Courtesy City of Colorado Springs
This map shows the two tracts City Council intends to annex into the city limits.
In a series of votes on Feb. 26, Colorado Springs City Council set in motion development in the north end of the city that officials say will bring a total of more than $4 billion in economic impact in the next 25 years.
But in doing so, the Council also assigned at least $40 million tax dollars over those 25 years to help those developments along.
The first is a visitors center at the Air Force Academy that's part of the City for Champions
— four venues designed to attract out-of-state visitors and subsidized by the use of state sales tax revenue. (The other venues are a sports medicine center at the University of Colorado at Colorado Springs, the Olympic Museum under construction downtown, a downtown stadium and a hockey arena at Colorado College. All the venues have been pledged $120.5 million in state sales tax over 30 years.)
Council postponed until March 12 votes on resolutions annexing the roughly 180 acres at the North Gate Boulevard entrance to the Academy to accommodate the development of the visitors center, hotels, office space, restaurants and the like. (Some paperwork wasn't completed to enable a vote on Feb. 26.)
But Council adopted ordinances in favor of the annexation, which paves the way for subsequent votes to make the mega development happen, which city economic development officer Bob Cope says will bring $2.6 billion in economic activity, including 1,700 construction jobs and 1,100 permanent jobs.
The 537,000-square-foot complex known as True North Commons is being developed by Blue & Silver Development Partners, formed in November 2017 by Dan Schnepf, and Schnepf's firm, Matrix Design Group.
While a few citizens expressed concern about the development encroaching on nearby Monument Creek and other environmental issues, Academy officials and others advocated for the development. Developers hope to issue bonds in the second quarter of 2019.
Although not yet approved, the True North Commons project will require an infusion of $23 million over 25 years in public money via tax increment financing (TIF) collected through the urban renewal mechanism. The TIF allows tax revenue created by the development to be pumped into public infrastructure.

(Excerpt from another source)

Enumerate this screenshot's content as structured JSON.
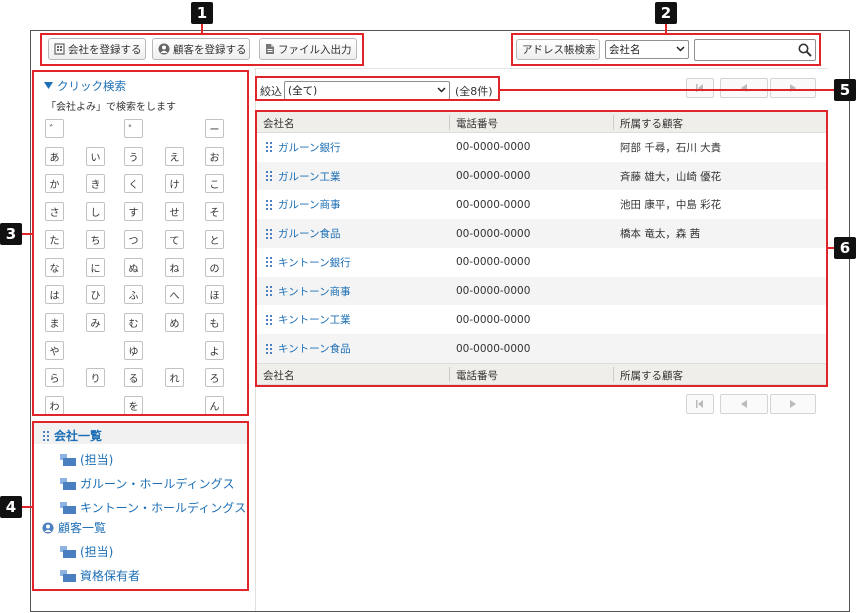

Councilors Bill Murray and Yolanda Avila expressed reservations, however. Murray said the Council votes were premature before everything is known, while Avila, who represents the city's southeast sector, noted the city appears to be doing "back bends, somersaults and back flips to make this happen."
"Southeast Colorado Springs has not had one urban renewal project, ever," she noted. "And we have been screaming out for that. We have an affordable housing [shortage] situation here. We’re leaving out communities. Residents in my district will not have transportation to the [Academy] visitors center. It’s not going to be open to them. It’s not affordable. I want to really look at what our whole city needs. I want us to have a visitors center, but not at this cost where the city has to do anything."
But Cope said, "There is only one Air Force Academy, and there will be only one Air Force Academy visitors center, so this is truly unique and extraordinary."
Additional Council votes on the project will take place March 12.
See the Power Point presentation:
See related PDF
The second vote approved $16.2 million in city sales tax revenues
over 25 years to Scheels All Sports, which plans to build a 220,000-square-foot store in Interquest Marketplace, also in the north end of the city, on land now owned by Nor'wood Development Group, the region's biggest developer. Councilors Murray and Andy Pico dissented, expressing concern the deal gives Scheels an unfair advantage over competitors and will cannibalize existing retailers' business.
The subsidy comes in the form of a Credit Public Improvement Fee that Scheels will be entitled to keep. The city also agreed to waive half of the city's 2 percent sales tax for 25 years. The deal relies on adoption of a new ordinance to enable such an incentive, never before bestowed by the city on a retailer.
The new mechanism can be used for other existing retailer and hotel expansion projects, as well as new construction.
The city contends Scheels will bring $1.5 billion in economic impact and $53 million in net new city tax revenue over 25 years, and 440 jobs with an average salary of $46,250.
In an email to Council, former Councilor Joel Miller (transparency note: father of Indy
reporter Faith Miller), who served from from 2013 to 2015, had this to say, in part:
Exempting businesses from sales tax in City Code is a new chapter of Corporate Welfare and these special deals are unsustainable and an affront on the free market. What does this do to retailers at the Chapel Hills Mall? Sears has just closed and now you’re voting to accelerate the demise of other businesses nearby by drawing customers away from them through special treatment.